_Work order_: Write out each line below precisely, passing over the pictures.

──────────

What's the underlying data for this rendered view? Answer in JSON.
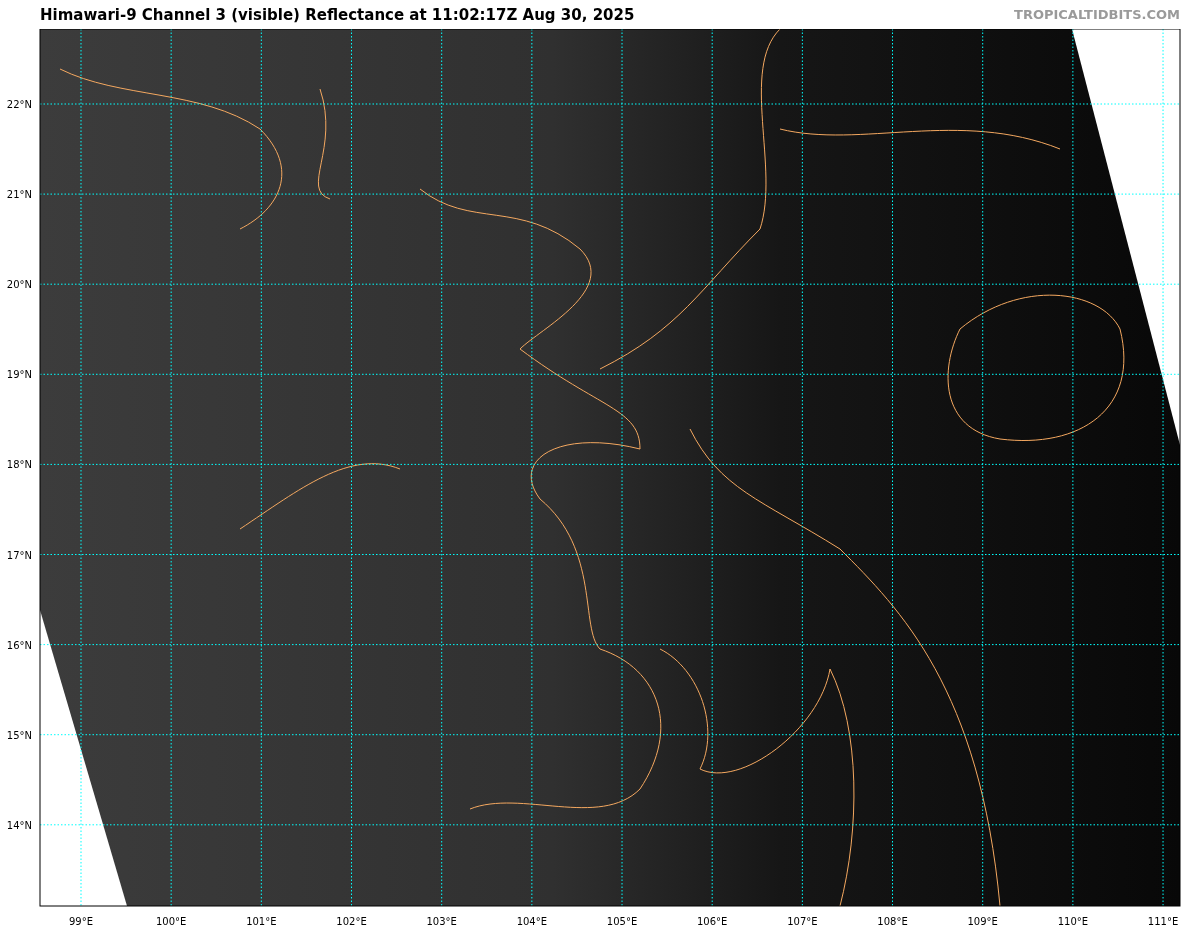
{
  "title": "Himawari-9 Channel 3 (visible) Reflectance at 11:02:17Z Aug 30, 2025",
  "credit": "TROPICALTIDBITS.COM",
  "map": {
    "longitude_labels": [
      "99°E",
      "100°E",
      "101°E",
      "102°E",
      "103°E",
      "104°E",
      "105°E",
      "106°E",
      "107°E",
      "108°E",
      "109°E",
      "110°E",
      "111°E"
    ],
    "latitude_labels": [
      "22°N",
      "21°N",
      "20°N",
      "19°N",
      "18°N",
      "17°N",
      "16°N",
      "15°N",
      "14°N"
    ]
  }
}
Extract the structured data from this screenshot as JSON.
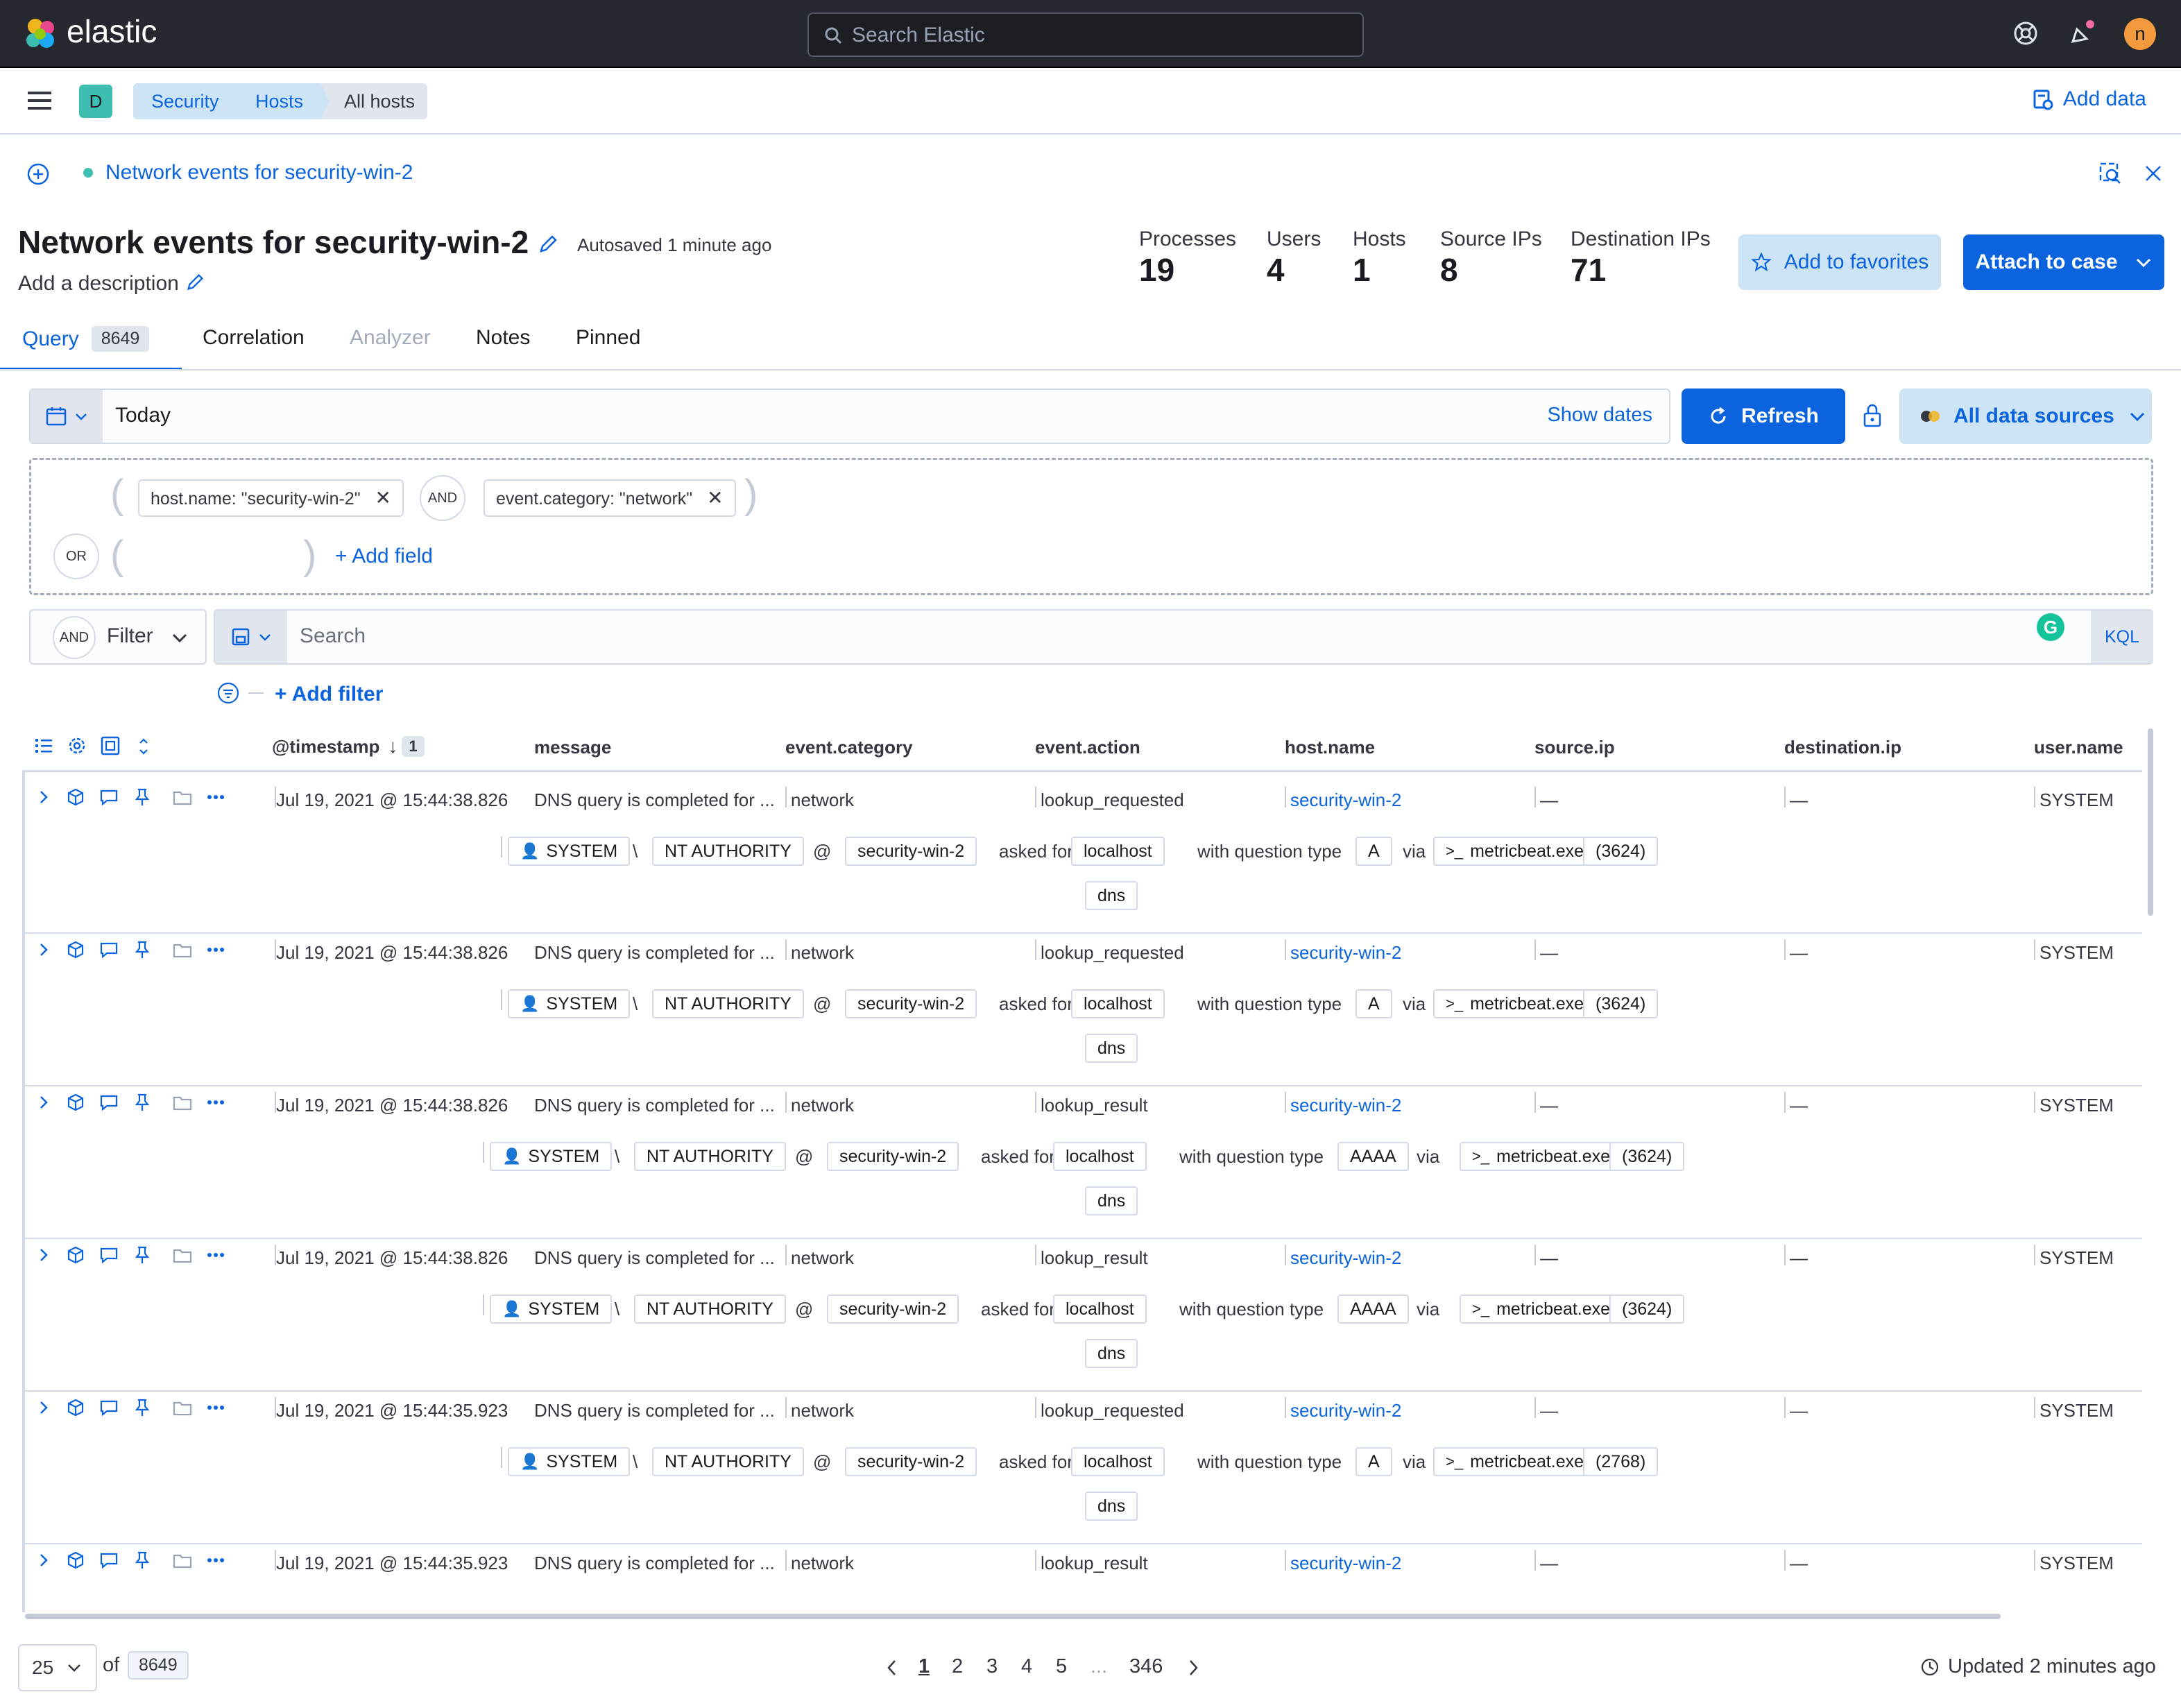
{
  "header": {
    "brand": "elastic",
    "search_placeholder": "Search Elastic",
    "avatar_initial": "n"
  },
  "nav": {
    "space_initial": "D",
    "breadcrumbs": [
      "Security",
      "Hosts",
      "All hosts"
    ],
    "add_data": "Add data"
  },
  "timeline": {
    "tab_title": "Network events for security-win-2",
    "title": "Network events for security-win-2",
    "autosave": "Autosaved 1 minute ago",
    "description": "Add a description",
    "stats": [
      {
        "label": "Processes",
        "value": "19"
      },
      {
        "label": "Users",
        "value": "4"
      },
      {
        "label": "Hosts",
        "value": "1"
      },
      {
        "label": "Source IPs",
        "value": "8"
      },
      {
        "label": "Destination IPs",
        "value": "71"
      }
    ],
    "add_favorites": "Add to favorites",
    "attach_case": "Attach to case",
    "tabs": [
      "Query",
      "Correlation",
      "Analyzer",
      "Notes",
      "Pinned"
    ],
    "query_count": "8649"
  },
  "query": {
    "date_value": "Today",
    "show_dates": "Show dates",
    "refresh": "Refresh",
    "data_sources": "All data sources",
    "and_label": "AND",
    "or_label": "OR",
    "filter_pill_1": "host.name: \"security-win-2\"",
    "filter_pill_2": "event.category: \"network\"",
    "add_field": "+ Add field",
    "filter_label": "Filter",
    "search_placeholder": "Search",
    "kql": "KQL",
    "add_filter": "+ Add filter"
  },
  "table": {
    "sort_count": "1",
    "columns": [
      "@timestamp",
      "message",
      "event.category",
      "event.action",
      "host.name",
      "source.ip",
      "destination.ip",
      "user.name"
    ],
    "rows": [
      {
        "timestamp": "Jul 19, 2021 @ 15:44:38.826",
        "message": "DNS query is completed for ...",
        "category": "network",
        "action": "lookup_requested",
        "host": "security-win-2",
        "source_ip": "—",
        "dest_ip": "—",
        "user": "SYSTEM",
        "qtype": "A",
        "pid": "(3624)"
      },
      {
        "timestamp": "Jul 19, 2021 @ 15:44:38.826",
        "message": "DNS query is completed for ...",
        "category": "network",
        "action": "lookup_requested",
        "host": "security-win-2",
        "source_ip": "—",
        "dest_ip": "—",
        "user": "SYSTEM",
        "qtype": "A",
        "pid": "(3624)"
      },
      {
        "timestamp": "Jul 19, 2021 @ 15:44:38.826",
        "message": "DNS query is completed for ...",
        "category": "network",
        "action": "lookup_result",
        "host": "security-win-2",
        "source_ip": "—",
        "dest_ip": "—",
        "user": "SYSTEM",
        "qtype": "AAAA",
        "pid": "(3624)"
      },
      {
        "timestamp": "Jul 19, 2021 @ 15:44:38.826",
        "message": "DNS query is completed for ...",
        "category": "network",
        "action": "lookup_result",
        "host": "security-win-2",
        "source_ip": "—",
        "dest_ip": "—",
        "user": "SYSTEM",
        "qtype": "AAAA",
        "pid": "(3624)"
      },
      {
        "timestamp": "Jul 19, 2021 @ 15:44:35.923",
        "message": "DNS query is completed for ...",
        "category": "network",
        "action": "lookup_requested",
        "host": "security-win-2",
        "source_ip": "—",
        "dest_ip": "—",
        "user": "SYSTEM",
        "qtype": "A",
        "pid": "(2768)"
      },
      {
        "timestamp": "Jul 19, 2021 @ 15:44:35.923",
        "message": "DNS query is completed for ...",
        "category": "network",
        "action": "lookup_result",
        "host": "security-win-2",
        "source_ip": "—",
        "dest_ip": "—",
        "user": "SYSTEM"
      }
    ],
    "detail": {
      "user": "SYSTEM",
      "sep": "\\",
      "domain": "NT AUTHORITY",
      "at": "@",
      "host": "security-win-2",
      "asked_for": "asked for",
      "query": "localhost",
      "with_qtype": "with question type",
      "via": "via",
      "process": "metricbeat.exe",
      "protocol": "dns"
    }
  },
  "footer": {
    "page_size": "25",
    "of": "of",
    "total": "8649",
    "pages": [
      "1",
      "2",
      "3",
      "4",
      "5",
      "...",
      "346"
    ],
    "updated": "Updated 2 minutes ago"
  }
}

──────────

_Result of this task_:
What's the underlying data for this rendered view? Answer in JSON.
{
  "title": "Himawari-9 Channel 3 (visible) Reflectance at 11:02:17Z Aug 30, 2025",
  "credit": "TROPICALTIDBITS.COM",
  "map": {
    "longitude_labels": [
      "99°E",
      "100°E",
      "101°E",
      "102°E",
      "103°E",
      "104°E",
      "105°E",
      "106°E",
      "107°E",
      "108°E",
      "109°E",
      "110°E",
      "111°E"
    ],
    "latitude_labels": [
      "22°N",
      "21°N",
      "20°N",
      "19°N",
      "18°N",
      "17°N",
      "16°N",
      "15°N",
      "14°N"
    ]
  }
}
Extract the structured data from this screenshot as JSON.
{
  "header": {
    "brand": "elastic",
    "search_placeholder": "Search Elastic",
    "avatar_initial": "n"
  },
  "nav": {
    "space_initial": "D",
    "breadcrumbs": [
      "Security",
      "Hosts",
      "All hosts"
    ],
    "add_data": "Add data"
  },
  "timeline": {
    "tab_title": "Network events for security-win-2",
    "title": "Network events for security-win-2",
    "autosave": "Autosaved 1 minute ago",
    "description": "Add a description",
    "stats": [
      {
        "label": "Processes",
        "value": "19"
      },
      {
        "label": "Users",
        "value": "4"
      },
      {
        "label": "Hosts",
        "value": "1"
      },
      {
        "label": "Source IPs",
        "value": "8"
      },
      {
        "label": "Destination IPs",
        "value": "71"
      }
    ],
    "add_favorites": "Add to favorites",
    "attach_case": "Attach to case",
    "tabs": [
      "Query",
      "Correlation",
      "Analyzer",
      "Notes",
      "Pinned"
    ],
    "query_count": "8649"
  },
  "query": {
    "date_value": "Today",
    "show_dates": "Show dates",
    "refresh": "Refresh",
    "data_sources": "All data sources",
    "and_label": "AND",
    "or_label": "OR",
    "filter_pill_1": "host.name: \"security-win-2\"",
    "filter_pill_2": "event.category: \"network\"",
    "add_field": "+ Add field",
    "filter_label": "Filter",
    "search_placeholder": "Search",
    "kql": "KQL",
    "add_filter": "+ Add filter"
  },
  "table": {
    "sort_count": "1",
    "columns": [
      "@timestamp",
      "message",
      "event.category",
      "event.action",
      "host.name",
      "source.ip",
      "destination.ip",
      "user.name"
    ],
    "rows": [
      {
        "timestamp": "Jul 19, 2021 @ 15:44:38.826",
        "message": "DNS query is completed for ...",
        "category": "network",
        "action": "lookup_requested",
        "host": "security-win-2",
        "source_ip": "—",
        "dest_ip": "—",
        "user": "SYSTEM",
        "qtype": "A",
        "pid": "(3624)"
      },
      {
        "timestamp": "Jul 19, 2021 @ 15:44:38.826",
        "message": "DNS query is completed for ...",
        "category": "network",
        "action": "lookup_requested",
        "host": "security-win-2",
        "source_ip": "—",
        "dest_ip": "—",
        "user": "SYSTEM",
        "qtype": "A",
        "pid": "(3624)"
      },
      {
        "timestamp": "Jul 19, 2021 @ 15:44:38.826",
        "message": "DNS query is completed for ...",
        "category": "network",
        "action": "lookup_result",
        "host": "security-win-2",
        "source_ip": "—",
        "dest_ip": "—",
        "user": "SYSTEM",
        "qtype": "AAAA",
        "pid": "(3624)"
      },
      {
        "timestamp": "Jul 19, 2021 @ 15:44:38.826",
        "message": "DNS query is completed for ...",
        "category": "network",
        "action": "lookup_result",
        "host": "security-win-2",
        "source_ip": "—",
        "dest_ip": "—",
        "user": "SYSTEM",
        "qtype": "AAAA",
        "pid": "(3624)"
      },
      {
        "timestamp": "Jul 19, 2021 @ 15:44:35.923",
        "message": "DNS query is completed for ...",
        "category": "network",
        "action": "lookup_requested",
        "host": "security-win-2",
        "source_ip": "—",
        "dest_ip": "—",
        "user": "SYSTEM",
        "qtype": "A",
        "pid": "(2768)"
      },
      {
        "timestamp": "Jul 19, 2021 @ 15:44:35.923",
        "message": "DNS query is completed for ...",
        "category": "network",
        "action": "lookup_result",
        "host": "security-win-2",
        "source_ip": "—",
        "dest_ip": "—",
        "user": "SYSTEM"
      }
    ],
    "detail": {
      "user": "SYSTEM",
      "sep": "\\",
      "domain": "NT AUTHORITY",
      "at": "@",
      "host": "security-win-2",
      "asked_for": "asked for",
      "query": "localhost",
      "with_qtype": "with question type",
      "via": "via",
      "process": "metricbeat.exe",
      "protocol": "dns"
    }
  },
  "footer": {
    "page_size": "25",
    "of": "of",
    "total": "8649",
    "pages": [
      "1",
      "2",
      "3",
      "4",
      "5",
      "...",
      "346"
    ],
    "updated": "Updated 2 minutes ago"
  }
}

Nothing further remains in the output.